Court clears county of liability in teen abuse case

An Indian man who was abused as a teenager while in foster care cannot sue a Wisconsin county for damages, a federal appeals court ruled on Monday.

At age 15, Nahquaseh Waubanascum was taken from his grandparents on the Menominee Reservation and placed under the care of Menominee County. Wisconsin is a Public Law 280 state, so civil matters like child welfare fall under state jurisdiction. The reservation is located entirely within county boundaries.

The county then gave its approval to place Waubanascum in the home of Mark Fry, the well-known principal of the public high school on the Menominee Reservation. But since Fry lived in nearby Shawano County, a "courtesy" foster care license was issued to him by Shawano County at the request of Menominee County.

Around the same time, an Indian teen at the high school lodged allegations of sexual abuse against Fry. Social workers in Menominee County considered removing Waubanascum from the home but decided against it, believing he wasn't at risk.

Within months, however, Waubanascum reported that he was sexually abused. Only then did authorities discover that Fry had been the subject of similar allegations in Illinois, where he had been convicted of misdemeanor disorderly conduct for inappropriate behavior with students.

"Following these events [in Illinois], Fry moved to Wisconsin, where, amazingly, he was licensed as a teacher and hired as a high school principal in Menominee County," the 7th Circuit Court of Appeals said in a 20-page decision yesterday.

Authorities failed to discover Fry's troubled past for a number of reasons, the court observed. Although the Wisconsin Department of Justice conducted a background check on Fry, it limited the inquiry to criminal activities within the state, not elsewhere.

"This oversight, combined with the other unfortunate occurrences recounted above, resulted in Waubanascum being placed in Fry's home," the court noted.

The oversight prompted Waubanascum to file suit against Menominee County and Shawano County in January 2001 for violating his civil rights. Waubanascum eventually settled with Menominee County in February 2004 for undisclosed terms. A trial proceeded against Shawano County and Waubanascum was eventually awarded $175,000, plus almost $70,000 in costs and fees.

But in a unanimous decision, the 7th Circuit threw out the verdict. A three-judge panel held that Shawano County can't be sued for the oversight because it never had jurisdiction over Waubanascum and his child welfare proceedings.

"As ample evidence indicates, and as Waubanascum concedes, Menominee County, not Shawano County, had custody over Waubanascum," Judge Michael Stephen Kanne wrote for the majority.
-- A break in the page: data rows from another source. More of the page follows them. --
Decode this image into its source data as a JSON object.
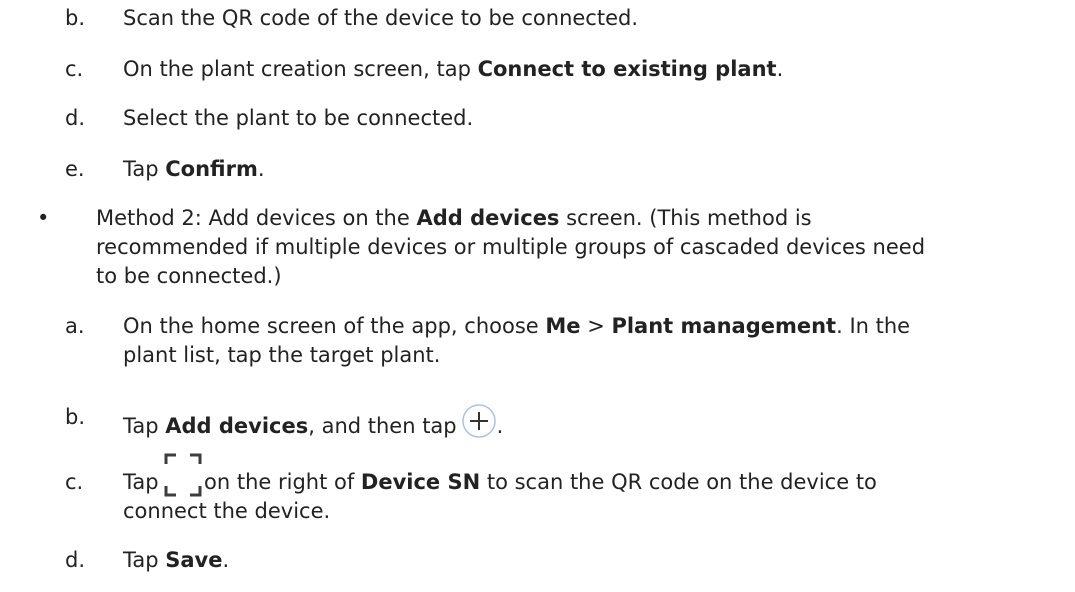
{
  "steps_top": {
    "b": {
      "marker": "b.",
      "text": "Scan the QR code of the device to be connected."
    },
    "c": {
      "marker": "c.",
      "pre": "On the plant creation screen, tap ",
      "bold": "Connect to existing plant",
      "post": "."
    },
    "d": {
      "marker": "d.",
      "text": "Select the plant to be connected."
    },
    "e": {
      "marker": "e.",
      "pre": "Tap ",
      "bold": "Confirm",
      "post": "."
    }
  },
  "method2": {
    "bullet": "•",
    "pre": "Method 2: Add devices on the ",
    "bold": "Add devices",
    "post1": " screen. (This method is",
    "line2": "recommended if multiple devices or multiple groups of cascaded devices need",
    "line3": "to be connected.)"
  },
  "method2_steps": {
    "a": {
      "marker": "a.",
      "pre": "On the home screen of the app, choose ",
      "bold1": "Me",
      "sep": " > ",
      "bold2": "Plant management",
      "post": ". In the",
      "line2": "plant list, tap the target plant."
    },
    "b": {
      "marker": "b.",
      "pre": "Tap ",
      "bold": "Add devices",
      "post": ", and then tap",
      "end": "."
    },
    "c": {
      "marker": "c.",
      "pre": "Tap",
      "mid": " on the right of ",
      "bold": "Device SN",
      "post": " to scan the QR code on the device to",
      "line2": "connect the device."
    },
    "d": {
      "marker": "d.",
      "pre": "Tap ",
      "bold": "Save",
      "post": "."
    }
  },
  "icons": {
    "add": "plus-circle-icon",
    "scan": "scan-frame-icon"
  },
  "colors": {
    "text": "#222222",
    "icon_stroke": "#3a7bd5"
  }
}
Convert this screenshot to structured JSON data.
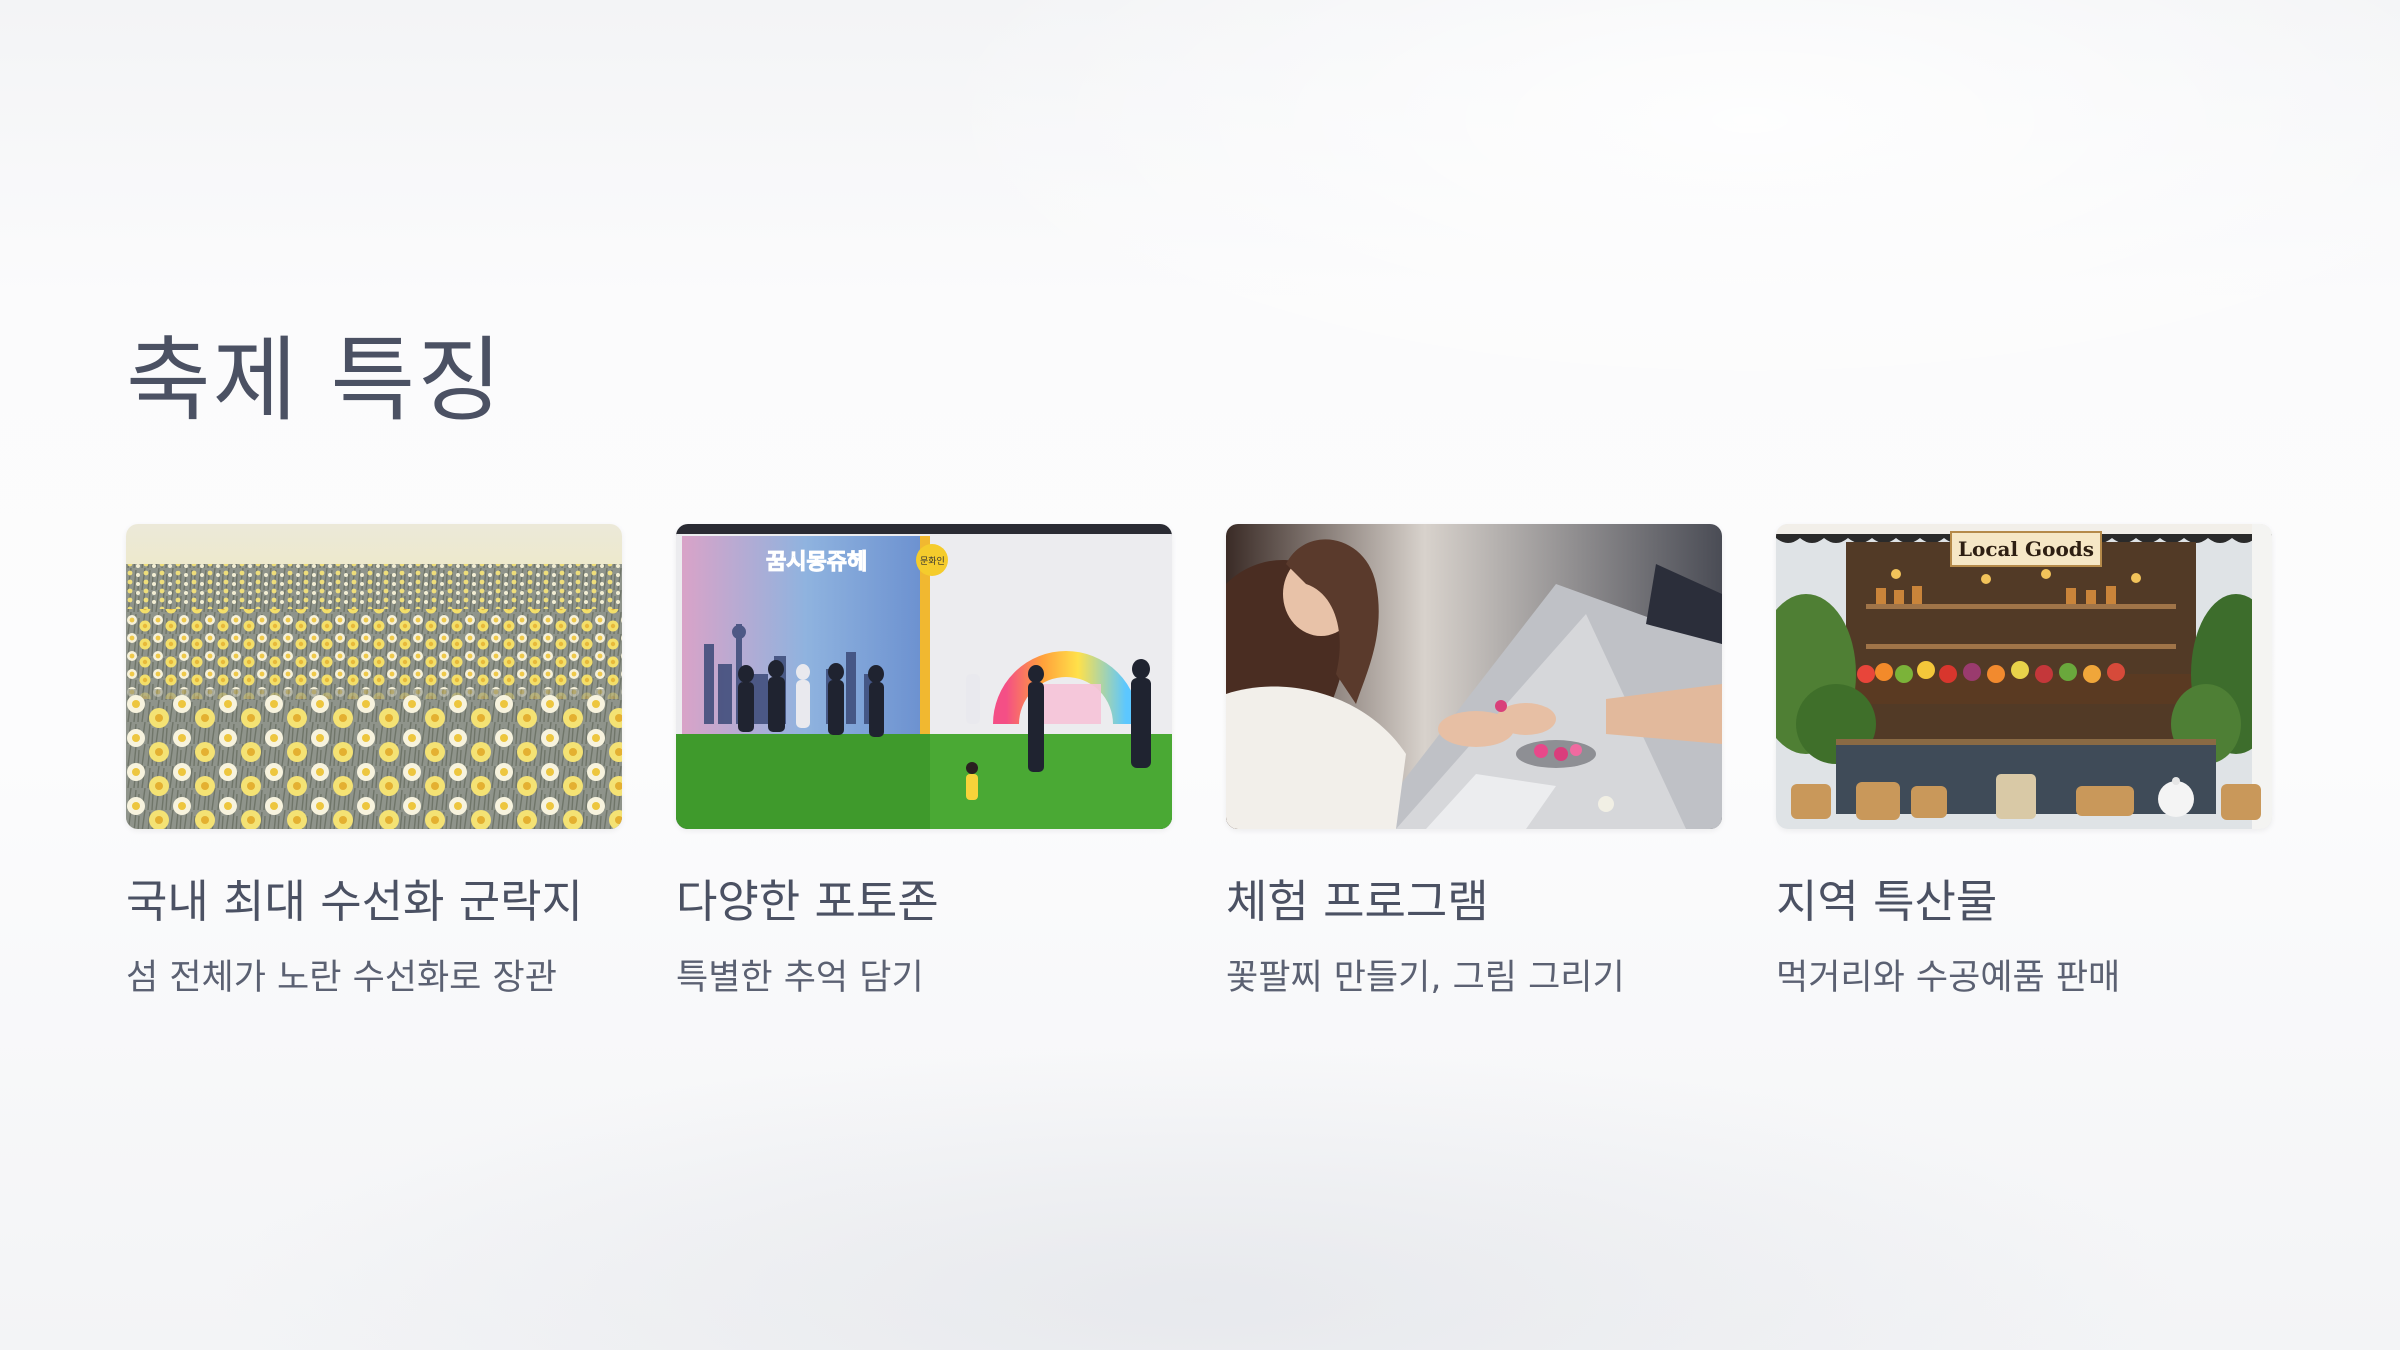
{
  "slide": {
    "title": "축제 특징"
  },
  "cards": [
    {
      "title": "국내 최대 수선화 군락지",
      "description": "섬 전체가 노란 수선화로 장관"
    },
    {
      "title": "다양한 포토존",
      "description": "특별한 추억 담기",
      "photo_sign": "꿈시몽쥬헤",
      "photo_badge": "문화인"
    },
    {
      "title": "체험 프로그램",
      "description": "꽃팔찌 만들기, 그림 그리기"
    },
    {
      "title": "지역 특산물",
      "description": "먹거리와 수공예품 판매",
      "photo_sign": "Local Goods"
    }
  ],
  "colors": {
    "heading": "#4b5163",
    "body_text": "#5b6172",
    "daffodil_yellow": "#f2df6e",
    "turf_green": "#3f9a2c"
  }
}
The court rejected Waubanascum's other attempts to hold the Shawano County responsible for his abuse. He argued the county should have done something once the first allegations of sexual abuse came up.
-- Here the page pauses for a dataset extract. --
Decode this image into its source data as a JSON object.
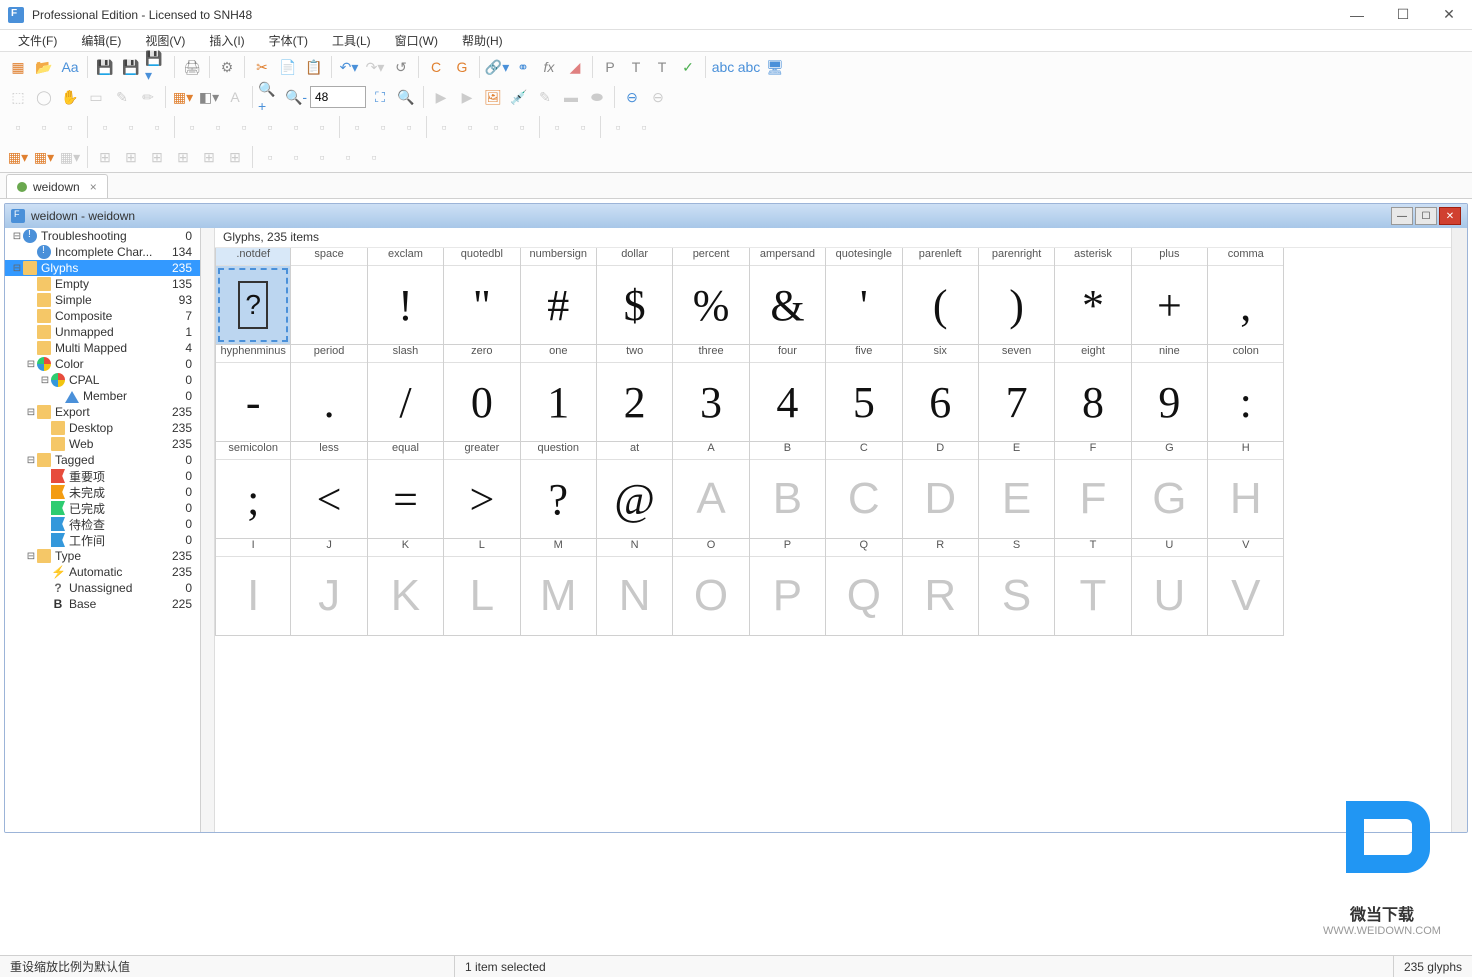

But in agreeing to the "courtesy" foster care license, Shawano County never knew Waubanascum was going to be placed in Fry's home, the court said. The county's "failure to act" does not create a constitutional duty owed to Waubanascum that would give rise to money damages, the court concluded.

The controversy over Fry made national news at the time. The Menominee Nation banished him in April 1996. Four years later, he was sentenced to 10 years and nine months in state prison for abusing Waubanascum and another teen.
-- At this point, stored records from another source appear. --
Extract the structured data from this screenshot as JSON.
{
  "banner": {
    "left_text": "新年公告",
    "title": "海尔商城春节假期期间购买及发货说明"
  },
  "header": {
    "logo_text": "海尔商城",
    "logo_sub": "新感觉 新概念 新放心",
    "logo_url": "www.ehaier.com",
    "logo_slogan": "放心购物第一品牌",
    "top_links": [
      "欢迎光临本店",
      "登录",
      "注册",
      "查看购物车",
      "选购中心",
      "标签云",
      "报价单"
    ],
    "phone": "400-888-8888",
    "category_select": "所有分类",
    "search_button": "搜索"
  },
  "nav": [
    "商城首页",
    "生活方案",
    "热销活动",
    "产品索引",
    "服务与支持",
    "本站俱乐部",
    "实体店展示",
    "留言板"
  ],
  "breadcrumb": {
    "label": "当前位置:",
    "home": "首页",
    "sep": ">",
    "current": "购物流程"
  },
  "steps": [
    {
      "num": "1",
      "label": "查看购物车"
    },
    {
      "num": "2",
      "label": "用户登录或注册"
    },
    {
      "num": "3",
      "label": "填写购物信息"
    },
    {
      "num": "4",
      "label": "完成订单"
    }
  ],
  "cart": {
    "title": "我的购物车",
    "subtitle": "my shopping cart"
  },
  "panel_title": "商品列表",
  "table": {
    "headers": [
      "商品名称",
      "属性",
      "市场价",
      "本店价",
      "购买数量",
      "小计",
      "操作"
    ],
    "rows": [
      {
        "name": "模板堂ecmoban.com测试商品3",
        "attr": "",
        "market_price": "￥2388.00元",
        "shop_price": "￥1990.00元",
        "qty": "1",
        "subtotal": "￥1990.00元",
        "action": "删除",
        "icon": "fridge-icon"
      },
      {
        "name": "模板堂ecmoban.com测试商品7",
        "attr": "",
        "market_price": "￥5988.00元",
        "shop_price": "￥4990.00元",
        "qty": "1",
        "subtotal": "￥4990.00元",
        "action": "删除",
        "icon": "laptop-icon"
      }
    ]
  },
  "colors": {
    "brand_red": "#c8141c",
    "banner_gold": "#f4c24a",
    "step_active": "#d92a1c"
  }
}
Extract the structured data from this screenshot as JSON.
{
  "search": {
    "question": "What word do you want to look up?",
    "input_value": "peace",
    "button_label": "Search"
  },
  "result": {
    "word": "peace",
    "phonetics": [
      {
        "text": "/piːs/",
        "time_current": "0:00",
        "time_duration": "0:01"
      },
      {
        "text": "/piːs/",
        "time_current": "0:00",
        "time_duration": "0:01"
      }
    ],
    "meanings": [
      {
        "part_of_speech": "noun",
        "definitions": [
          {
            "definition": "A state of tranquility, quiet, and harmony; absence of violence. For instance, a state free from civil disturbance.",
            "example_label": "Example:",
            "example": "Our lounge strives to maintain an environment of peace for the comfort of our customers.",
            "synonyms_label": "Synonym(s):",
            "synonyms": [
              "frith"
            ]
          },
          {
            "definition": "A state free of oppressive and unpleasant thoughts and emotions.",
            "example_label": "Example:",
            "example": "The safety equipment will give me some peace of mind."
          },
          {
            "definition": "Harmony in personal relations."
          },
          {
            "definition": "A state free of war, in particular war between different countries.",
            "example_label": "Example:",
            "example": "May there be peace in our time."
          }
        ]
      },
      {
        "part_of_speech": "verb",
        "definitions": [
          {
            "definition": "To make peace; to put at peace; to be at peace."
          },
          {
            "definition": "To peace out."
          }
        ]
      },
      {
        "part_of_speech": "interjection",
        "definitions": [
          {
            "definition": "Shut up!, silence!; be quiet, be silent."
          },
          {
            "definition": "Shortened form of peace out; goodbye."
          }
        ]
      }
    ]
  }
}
"It's disturbing that this kind of thing is moving to rural America and our community," Apesanahkwat, the tribe's former chairman, said at the time, according to an Associated Press story. "We let our guard down, but we won't let it happen again."

In December 1999, Dateline NBC ran a story about the case. Tribal leaders, school officials, colleagues and students said they grew to trust him as a non-Indian on the reservation.

The tribe and other officials never knew about Fry's history in Illinois because officials at his old school agreed not to stop him from seeking future employment in the education field. The Illinois school district even gave him two positive letters of recommendation, Dateline NBC reported.

"After meeting Mr. Fry he actually meets the expectations of those letters," the former Menominee school superintendent said.

Get the Decision:
Waubanascum v. Shawano County (August 1, 2005)

Relevant Links:
Menominee Nation -
Menominee High School -
Menominee Indian School District -